For the entries below, state how many lines include the string "date", and write nothing besides that number.

Data to use

[Start of section]

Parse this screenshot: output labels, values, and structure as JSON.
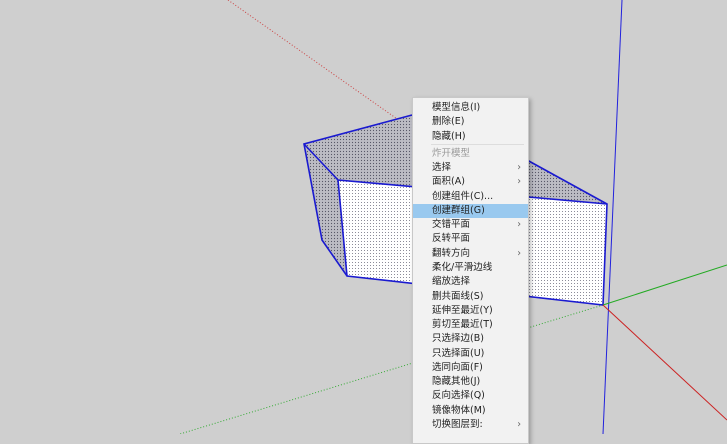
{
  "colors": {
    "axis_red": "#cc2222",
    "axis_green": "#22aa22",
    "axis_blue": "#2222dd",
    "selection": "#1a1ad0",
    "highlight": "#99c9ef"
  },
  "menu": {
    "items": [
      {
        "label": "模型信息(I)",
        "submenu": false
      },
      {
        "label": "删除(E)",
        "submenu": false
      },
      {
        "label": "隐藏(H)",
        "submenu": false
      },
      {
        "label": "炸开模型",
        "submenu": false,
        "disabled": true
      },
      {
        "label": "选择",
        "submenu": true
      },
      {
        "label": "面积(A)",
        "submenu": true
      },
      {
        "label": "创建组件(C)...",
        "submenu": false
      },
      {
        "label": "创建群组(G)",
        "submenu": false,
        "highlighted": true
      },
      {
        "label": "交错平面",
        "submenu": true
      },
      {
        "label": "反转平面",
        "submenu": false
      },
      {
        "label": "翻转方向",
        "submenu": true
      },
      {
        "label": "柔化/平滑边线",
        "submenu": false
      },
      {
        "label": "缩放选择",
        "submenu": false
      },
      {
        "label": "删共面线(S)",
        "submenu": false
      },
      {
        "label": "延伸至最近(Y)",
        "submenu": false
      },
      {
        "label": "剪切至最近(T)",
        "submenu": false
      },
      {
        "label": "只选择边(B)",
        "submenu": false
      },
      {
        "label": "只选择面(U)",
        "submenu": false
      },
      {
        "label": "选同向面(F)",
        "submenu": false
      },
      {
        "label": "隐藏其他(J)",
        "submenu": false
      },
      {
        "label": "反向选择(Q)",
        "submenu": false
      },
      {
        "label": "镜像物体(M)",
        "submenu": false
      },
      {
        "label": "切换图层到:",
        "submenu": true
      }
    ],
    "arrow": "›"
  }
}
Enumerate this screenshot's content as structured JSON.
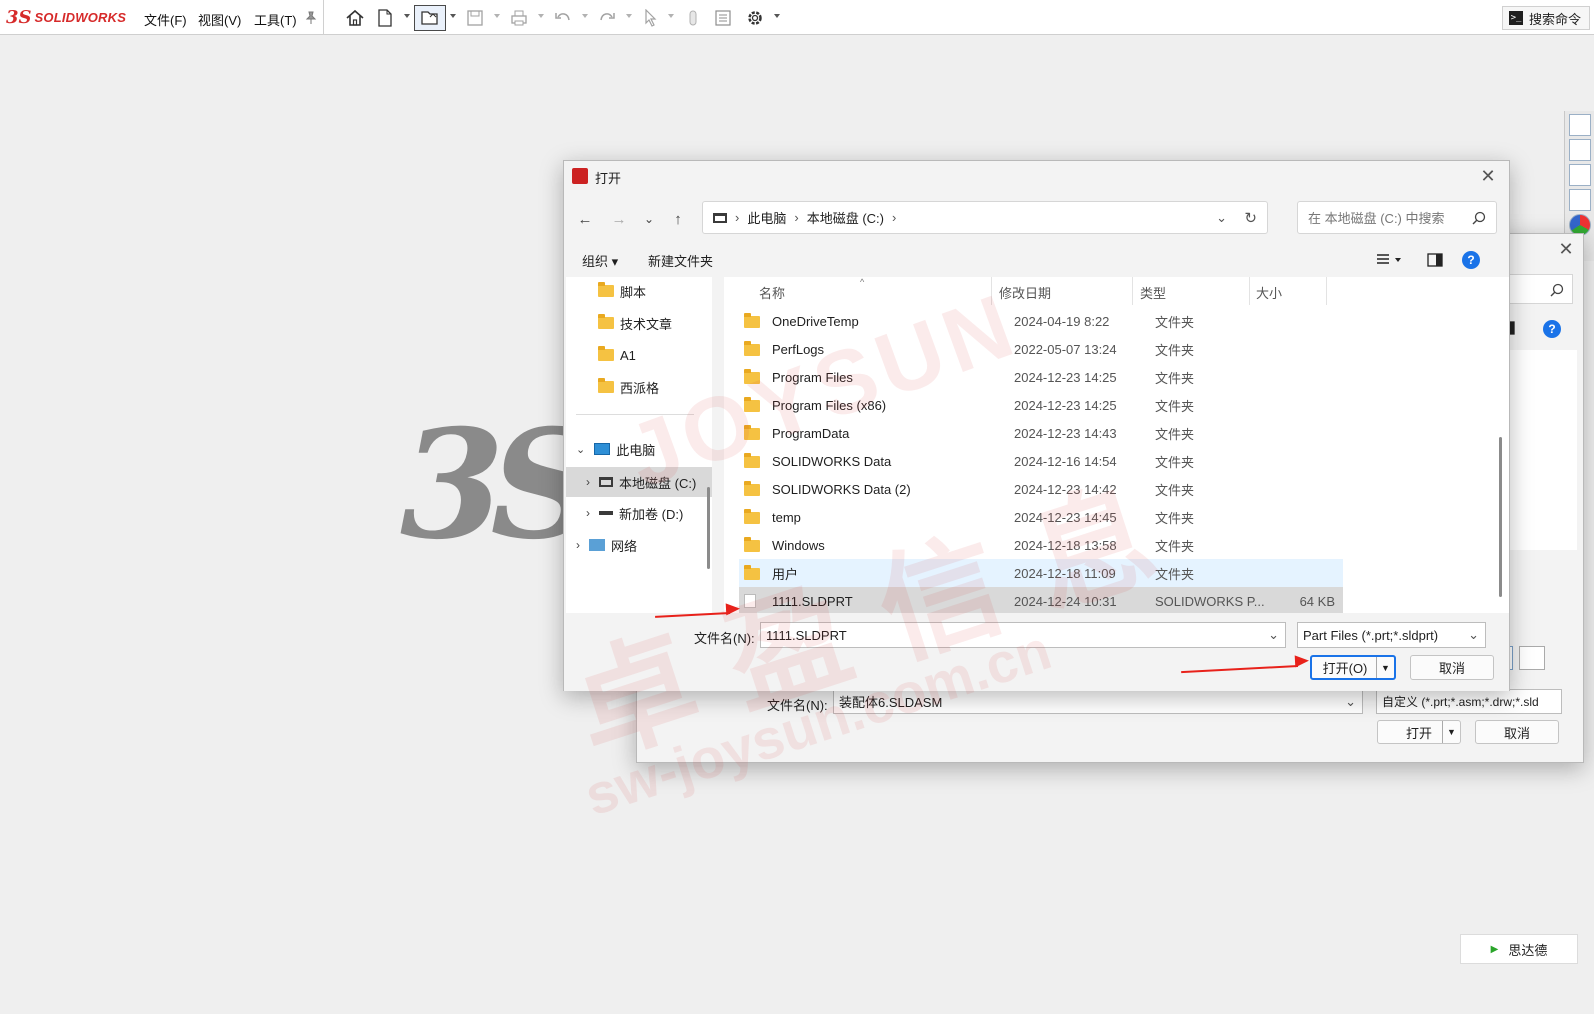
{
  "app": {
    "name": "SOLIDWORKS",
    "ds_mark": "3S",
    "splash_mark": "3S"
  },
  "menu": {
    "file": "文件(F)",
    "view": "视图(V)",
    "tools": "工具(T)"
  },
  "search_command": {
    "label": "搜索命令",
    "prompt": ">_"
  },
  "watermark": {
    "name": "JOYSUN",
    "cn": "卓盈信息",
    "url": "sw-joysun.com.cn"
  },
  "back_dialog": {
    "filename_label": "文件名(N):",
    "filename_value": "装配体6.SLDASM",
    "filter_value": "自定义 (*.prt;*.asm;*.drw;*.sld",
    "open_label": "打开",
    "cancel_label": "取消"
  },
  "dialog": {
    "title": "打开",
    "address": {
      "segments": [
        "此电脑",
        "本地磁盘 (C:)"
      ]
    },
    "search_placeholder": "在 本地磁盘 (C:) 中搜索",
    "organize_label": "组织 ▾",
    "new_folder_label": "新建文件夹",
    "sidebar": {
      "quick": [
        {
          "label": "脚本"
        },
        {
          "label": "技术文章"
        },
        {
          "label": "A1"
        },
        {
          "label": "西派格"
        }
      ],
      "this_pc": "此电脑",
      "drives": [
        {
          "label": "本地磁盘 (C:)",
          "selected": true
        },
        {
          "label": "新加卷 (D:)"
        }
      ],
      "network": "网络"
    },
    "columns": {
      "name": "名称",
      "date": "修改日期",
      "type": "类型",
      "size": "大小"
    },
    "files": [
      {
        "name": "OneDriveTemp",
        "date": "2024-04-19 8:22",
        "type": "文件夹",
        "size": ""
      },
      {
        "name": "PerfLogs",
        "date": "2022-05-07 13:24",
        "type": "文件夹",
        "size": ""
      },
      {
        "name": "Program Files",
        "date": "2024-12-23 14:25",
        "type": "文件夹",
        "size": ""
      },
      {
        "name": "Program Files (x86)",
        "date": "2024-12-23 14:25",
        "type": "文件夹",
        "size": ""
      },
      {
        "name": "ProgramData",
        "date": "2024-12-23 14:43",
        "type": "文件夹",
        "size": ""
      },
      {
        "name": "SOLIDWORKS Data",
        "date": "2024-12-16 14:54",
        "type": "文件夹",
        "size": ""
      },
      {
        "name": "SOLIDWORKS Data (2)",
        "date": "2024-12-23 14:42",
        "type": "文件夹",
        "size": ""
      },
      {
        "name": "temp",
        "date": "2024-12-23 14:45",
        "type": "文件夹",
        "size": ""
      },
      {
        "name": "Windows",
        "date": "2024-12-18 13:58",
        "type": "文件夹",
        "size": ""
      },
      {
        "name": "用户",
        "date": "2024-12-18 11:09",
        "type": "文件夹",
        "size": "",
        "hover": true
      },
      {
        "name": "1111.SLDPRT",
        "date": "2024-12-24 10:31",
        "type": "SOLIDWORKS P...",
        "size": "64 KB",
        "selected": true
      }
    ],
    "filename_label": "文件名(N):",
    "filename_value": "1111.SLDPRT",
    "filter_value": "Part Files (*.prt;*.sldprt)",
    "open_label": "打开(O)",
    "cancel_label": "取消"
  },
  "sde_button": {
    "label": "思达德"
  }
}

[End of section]

Response
12